I was frustrated when we were discharged as the doctors didn't want us to start feeding Logan into his G Tube. I was confused. I thought that was the goal of keeping him in the hospital, to start feedings and see how he tolerates. I am not sure if it was a miscommunication between our surgeon and myself or if the different doctors working had a different plan. It wasn't the end of the world but I was frustrated not knowing what our plan would be. Thankfully our surgeon called in a few days to check in. He was suprised at how quickly Logan recovered and thought he may still be in the hospital when he returned on Monday. Logan is a rock star!!
So now we are advancing feedings into his stomach very slowly. He hasn't been fed directly into his stomach for over two years. I'm sure his stomach is a little shocked. When we do feed him, he is tolerating it really well. I am praying his current feeding tube lasts another week. We aren't quite ready to go away from the GJ Tube and move to the G Tube. Crossing my fingers!
Logan is still having about 2-5 seizures a day.

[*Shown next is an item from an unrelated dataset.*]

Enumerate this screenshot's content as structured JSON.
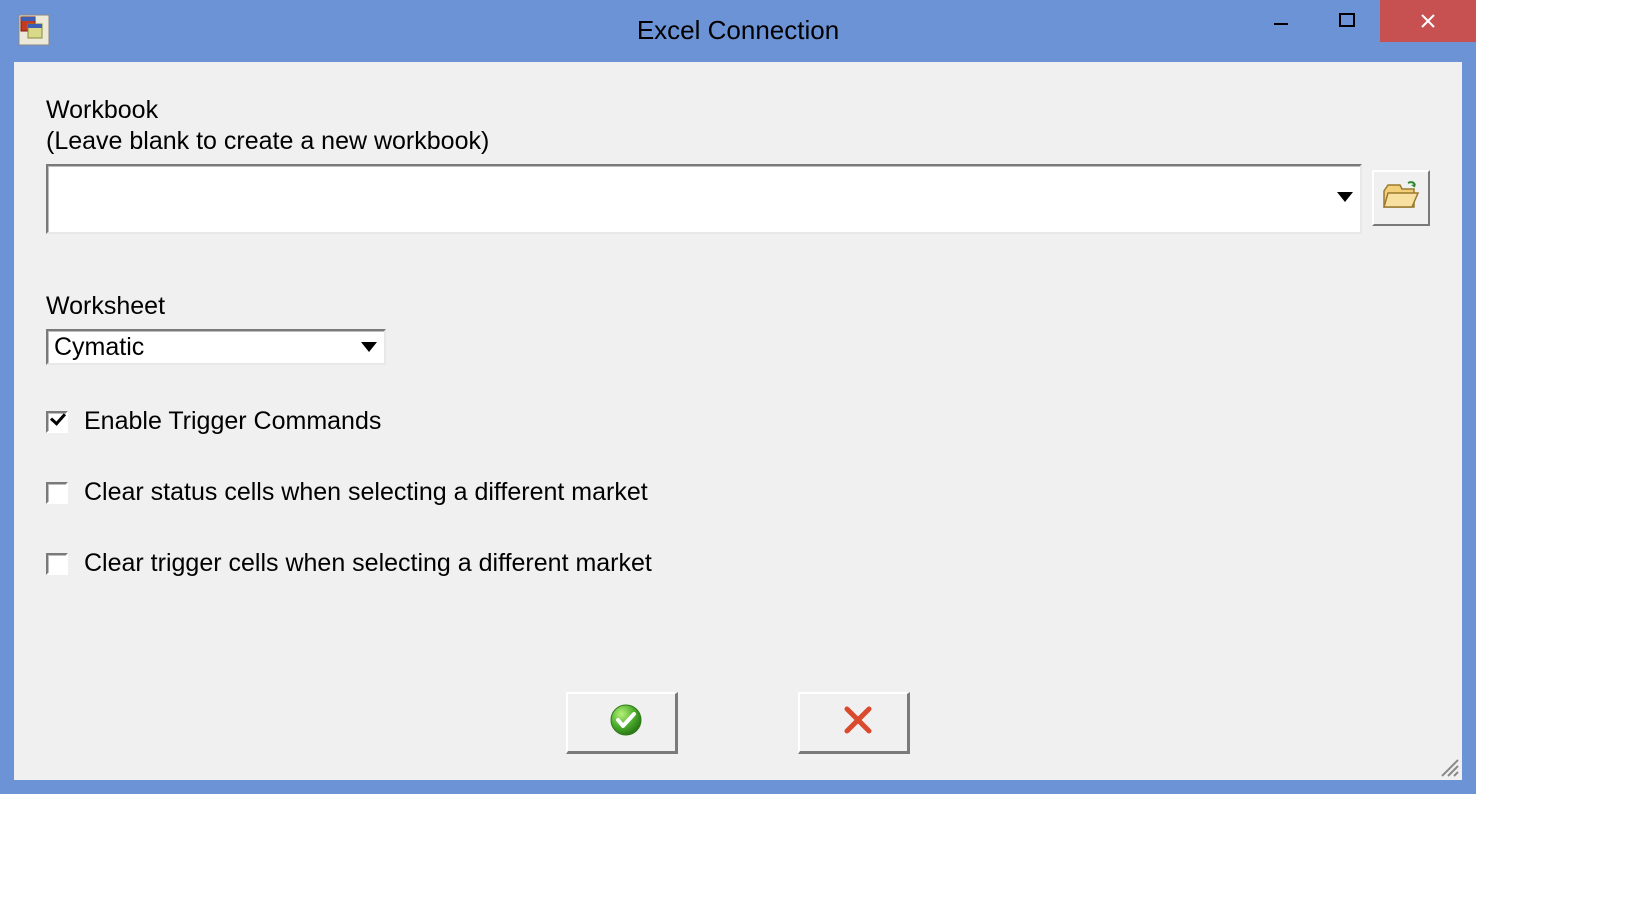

They are upsetting as he "screams" through his trach when it happens. The seizures have occassionally been more vigorous and lasting longer. So far
never more than 30 seconds. I am so scared he will have a big seizure requiring rescue medications. Prayers he doesn't. Logan's neurologist is working to increase his medications to try and control the seizures. We are about a week or so in from the last change and have seen little to no improvment.
On a happy note, Logan's new bed is arriving tomorrow. It is still like a crib with hospital bed qualities. It will be twin sized and have the ability to have the head raised. I am excited because now I can crawl in with him and cuddle. It will be a tight fit in his room but who cares!
Now that the weather is warming, Logan has been out on a few walks with his nurses. I can't wait to get him out and about now that we aren't in a deep freeze!